## [BRIEF]
Give back each line of the data exactly as it reads, minus the pictures.

Component data from apps and pages
"""
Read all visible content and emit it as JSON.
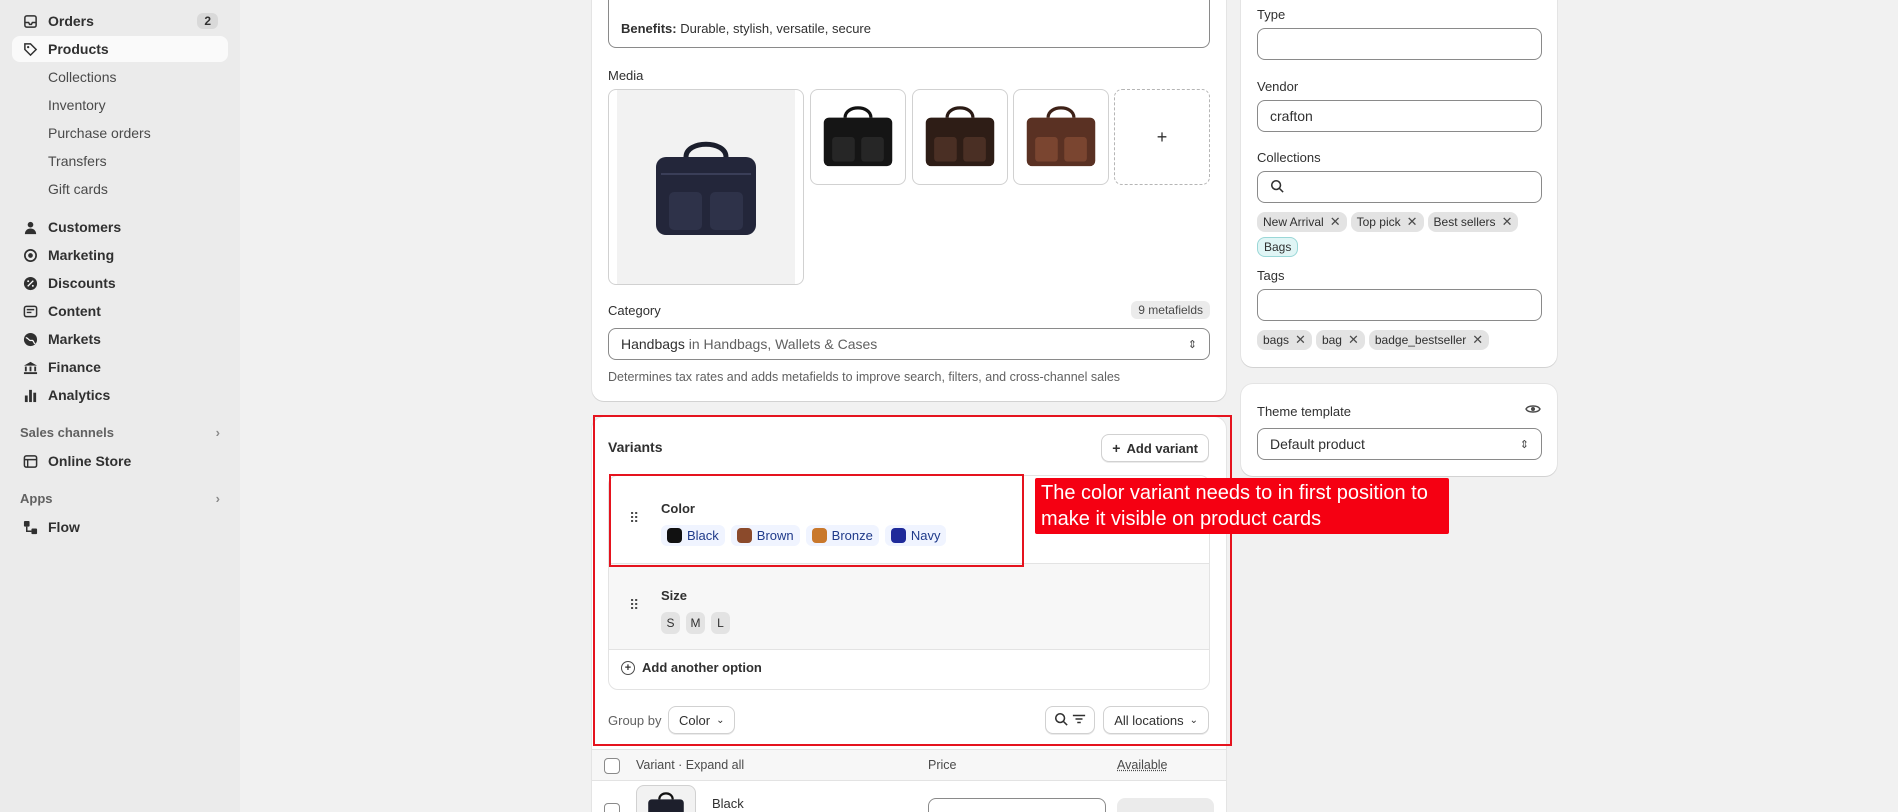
{
  "sidebar": {
    "orders": {
      "label": "Orders",
      "count": "2"
    },
    "products": {
      "label": "Products"
    },
    "products_sub": [
      "Collections",
      "Inventory",
      "Purchase orders",
      "Transfers",
      "Gift cards"
    ],
    "main": [
      "Customers",
      "Marketing",
      "Discounts",
      "Content",
      "Markets",
      "Finance",
      "Analytics"
    ],
    "sales_channels": "Sales channels",
    "online_store": "Online Store",
    "apps": "Apps",
    "flow": "Flow"
  },
  "description": {
    "benefits_label": "Benefits:",
    "benefits_text": "Durable, stylish, versatile, secure"
  },
  "media": {
    "title": "Media",
    "add": "+"
  },
  "category": {
    "title": "Category",
    "metafields": "9 metafields",
    "value_main": "Handbags",
    "value_rest": "in Handbags, Wallets & Cases",
    "help": "Determines tax rates and adds metafields to improve search, filters, and cross-channel sales"
  },
  "variants": {
    "title": "Variants",
    "add_variant": "Add variant",
    "color": {
      "name": "Color",
      "values": [
        {
          "label": "Black",
          "color": "#111111"
        },
        {
          "label": "Brown",
          "color": "#8b4a2b"
        },
        {
          "label": "Bronze",
          "color": "#c9782c"
        },
        {
          "label": "Navy",
          "color": "#1f2a9a"
        }
      ]
    },
    "size": {
      "name": "Size",
      "values": [
        "S",
        "M",
        "L"
      ]
    },
    "add_option": "Add another option",
    "group_by_label": "Group by",
    "group_by_value": "Color",
    "locations": "All locations",
    "table": {
      "col_variant": "Variant",
      "expand_all": "Expand all",
      "col_price": "Price",
      "col_available": "Available",
      "first_row": "Black"
    }
  },
  "callout": "The color variant needs to in first position to make it visible on product cards",
  "org": {
    "type_label": "Type",
    "type_value": "",
    "vendor_label": "Vendor",
    "vendor_value": "crafton",
    "collections_label": "Collections",
    "collections": [
      "New Arrival",
      "Top pick",
      "Best sellers"
    ],
    "collections_extra": "Bags",
    "tags_label": "Tags",
    "tags": [
      "bags",
      "bag",
      "badge_bestseller"
    ]
  },
  "theme": {
    "title": "Theme template",
    "value": "Default product"
  },
  "colors": {
    "accent_red": "#e5131e",
    "callout_bg": "#f50012"
  }
}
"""
## [SOLUTION TO THE EXERCISE]
Read all visible content and emit it as JSON.
{
  "sidebar": {
    "orders": {
      "label": "Orders",
      "count": "2"
    },
    "products": {
      "label": "Products"
    },
    "products_sub": [
      "Collections",
      "Inventory",
      "Purchase orders",
      "Transfers",
      "Gift cards"
    ],
    "main": [
      "Customers",
      "Marketing",
      "Discounts",
      "Content",
      "Markets",
      "Finance",
      "Analytics"
    ],
    "sales_channels": "Sales channels",
    "online_store": "Online Store",
    "apps": "Apps",
    "flow": "Flow"
  },
  "description": {
    "benefits_label": "Benefits:",
    "benefits_text": "Durable, stylish, versatile, secure"
  },
  "media": {
    "title": "Media",
    "add": "+"
  },
  "category": {
    "title": "Category",
    "metafields": "9 metafields",
    "value_main": "Handbags",
    "value_rest": "in Handbags, Wallets & Cases",
    "help": "Determines tax rates and adds metafields to improve search, filters, and cross-channel sales"
  },
  "variants": {
    "title": "Variants",
    "add_variant": "Add variant",
    "color": {
      "name": "Color",
      "values": [
        {
          "label": "Black",
          "color": "#111111"
        },
        {
          "label": "Brown",
          "color": "#8b4a2b"
        },
        {
          "label": "Bronze",
          "color": "#c9782c"
        },
        {
          "label": "Navy",
          "color": "#1f2a9a"
        }
      ]
    },
    "size": {
      "name": "Size",
      "values": [
        "S",
        "M",
        "L"
      ]
    },
    "add_option": "Add another option",
    "group_by_label": "Group by",
    "group_by_value": "Color",
    "locations": "All locations",
    "table": {
      "col_variant": "Variant",
      "expand_all": "Expand all",
      "col_price": "Price",
      "col_available": "Available",
      "first_row": "Black"
    }
  },
  "callout": "The color variant needs to in first position to make it visible on product cards",
  "org": {
    "type_label": "Type",
    "type_value": "",
    "vendor_label": "Vendor",
    "vendor_value": "crafton",
    "collections_label": "Collections",
    "collections": [
      "New Arrival",
      "Top pick",
      "Best sellers"
    ],
    "collections_extra": "Bags",
    "tags_label": "Tags",
    "tags": [
      "bags",
      "bag",
      "badge_bestseller"
    ]
  },
  "theme": {
    "title": "Theme template",
    "value": "Default product"
  },
  "colors": {
    "accent_red": "#e5131e",
    "callout_bg": "#f50012"
  }
}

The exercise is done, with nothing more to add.